Preachers died here—a whole synod—so we fire-fighters
pound flames reverently. We look away from TV
cameras, whispering Barney Rubble to quell laughter
as, in a gold swirl of sparks, the charred roof falls.
Experts say it's healing to speak about race. But
the more people speak, the louder they yell, the more
guns appear and spit their obdurate communications.
Soon no one recalls the horses’ names, or what
the Exacta paid. Talk-about-sex is just as bad. The more
directions my love gives, the flimsier desire grows.
Logic, like prostatitis, just makes matters worse.
Flowerpots bash my stucco walls for no reason.
My gate flaps open without wind. Mr. Woo, my herbalist,
sells me a "healing" ginseng tea contaminated
with toad skin meant for a heart stimulant, ch'an su.
My heartbeat’s stronger, but I turn a slimy green,
with red spots that spell, in Bittern, “Don't eat me.”
I puff my throat out like a bagpipe in the rain,
and skirl love songs as the swamp shivers and drools.
When I wake, my love has clipped my fingernails
and left me a bill for a manicure, plus all the trimmings.
“When I swore to help you Be all that you can be,

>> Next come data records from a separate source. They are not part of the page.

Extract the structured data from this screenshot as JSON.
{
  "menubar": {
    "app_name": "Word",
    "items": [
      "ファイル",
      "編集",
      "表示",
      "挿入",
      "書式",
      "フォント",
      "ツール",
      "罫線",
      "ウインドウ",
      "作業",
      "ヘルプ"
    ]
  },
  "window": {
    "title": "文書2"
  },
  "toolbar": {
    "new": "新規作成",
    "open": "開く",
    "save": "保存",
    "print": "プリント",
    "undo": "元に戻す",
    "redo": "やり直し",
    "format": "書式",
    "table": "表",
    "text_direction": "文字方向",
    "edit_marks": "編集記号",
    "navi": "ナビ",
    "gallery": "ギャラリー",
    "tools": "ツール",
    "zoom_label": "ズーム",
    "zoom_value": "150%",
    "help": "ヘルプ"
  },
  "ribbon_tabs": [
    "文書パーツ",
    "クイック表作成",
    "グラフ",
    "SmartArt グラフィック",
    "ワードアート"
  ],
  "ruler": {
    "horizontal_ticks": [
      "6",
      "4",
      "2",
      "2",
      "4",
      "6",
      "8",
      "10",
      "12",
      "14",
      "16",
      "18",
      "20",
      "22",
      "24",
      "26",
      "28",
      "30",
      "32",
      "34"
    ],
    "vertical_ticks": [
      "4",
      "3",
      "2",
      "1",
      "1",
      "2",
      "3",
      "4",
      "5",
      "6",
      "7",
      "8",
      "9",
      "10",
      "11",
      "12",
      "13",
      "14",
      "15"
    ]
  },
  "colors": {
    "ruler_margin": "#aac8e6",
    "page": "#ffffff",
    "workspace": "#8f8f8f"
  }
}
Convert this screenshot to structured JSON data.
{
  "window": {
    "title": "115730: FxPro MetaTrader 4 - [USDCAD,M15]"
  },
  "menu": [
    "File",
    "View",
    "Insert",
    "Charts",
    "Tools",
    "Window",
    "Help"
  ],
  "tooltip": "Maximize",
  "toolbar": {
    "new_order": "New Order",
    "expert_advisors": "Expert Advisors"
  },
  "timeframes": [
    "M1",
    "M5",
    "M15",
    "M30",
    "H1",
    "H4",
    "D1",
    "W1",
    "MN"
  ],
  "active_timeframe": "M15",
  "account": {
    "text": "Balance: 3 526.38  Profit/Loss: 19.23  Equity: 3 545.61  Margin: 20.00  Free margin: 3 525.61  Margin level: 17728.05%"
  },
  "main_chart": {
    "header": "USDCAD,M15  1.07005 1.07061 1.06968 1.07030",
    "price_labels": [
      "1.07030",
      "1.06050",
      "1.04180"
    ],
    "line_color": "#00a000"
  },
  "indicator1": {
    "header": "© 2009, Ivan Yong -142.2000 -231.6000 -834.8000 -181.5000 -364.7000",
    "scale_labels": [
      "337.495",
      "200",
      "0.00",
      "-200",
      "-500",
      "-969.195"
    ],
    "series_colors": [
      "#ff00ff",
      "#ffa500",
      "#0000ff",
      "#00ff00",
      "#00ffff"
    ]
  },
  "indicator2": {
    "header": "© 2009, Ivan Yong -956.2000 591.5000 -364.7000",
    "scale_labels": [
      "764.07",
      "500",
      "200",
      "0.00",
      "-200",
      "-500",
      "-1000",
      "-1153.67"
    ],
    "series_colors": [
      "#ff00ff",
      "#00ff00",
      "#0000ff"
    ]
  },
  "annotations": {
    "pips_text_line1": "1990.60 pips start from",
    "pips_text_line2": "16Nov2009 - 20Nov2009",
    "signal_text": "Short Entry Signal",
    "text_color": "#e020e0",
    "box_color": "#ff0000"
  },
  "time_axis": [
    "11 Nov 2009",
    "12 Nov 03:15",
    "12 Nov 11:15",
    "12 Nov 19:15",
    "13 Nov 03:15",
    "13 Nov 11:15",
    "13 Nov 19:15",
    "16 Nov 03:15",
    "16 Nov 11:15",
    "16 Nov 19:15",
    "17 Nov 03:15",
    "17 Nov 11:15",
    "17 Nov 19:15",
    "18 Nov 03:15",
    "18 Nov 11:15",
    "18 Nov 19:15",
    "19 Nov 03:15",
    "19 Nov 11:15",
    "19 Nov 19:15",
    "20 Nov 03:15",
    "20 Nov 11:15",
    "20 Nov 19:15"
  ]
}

I thought it would be more,” she weeps as woodpeckers
assault my authentic Kwakiutl totem pole
from Franklin Mint. Now, in a haze of bufotoxin
and evaporating dreams, the city floats like an armada
on concrete. Or an armoire. Or a suit of armor—
the one I should have worn when my love and I sat
down to discuss our “dyadistic imago,” which was
"Victory is a fat pullet that, if it knows you want it,
runs," Sensei declares. "But if you sidle up,
pretending to read an exposé about, say, JFK
and Marilyn Manson, you can leap, catch the bird,
and wring its neck." Sensei prepares us for that leap
of faith. With proper training, he insists, a big ninja
can beat a half-pint tax attorney in a fight.
"When Short Stuff tries some fancy foot-sweep, grab
his face, and crush! If he tries a crotch kick, tear off
his grasshopper-leg! If he's too fast, let him outrun a .45."
Sparring done, we grip each other's tongues and pull
for a good stretch. We tie dumbbells to the tips, and practice
curls, or flick opponents' faces from across the dojo,
while in the next room—gnashing mouth parts, rubbing
legs like eager hands—Big Toshiro waits: the Sumo Fly.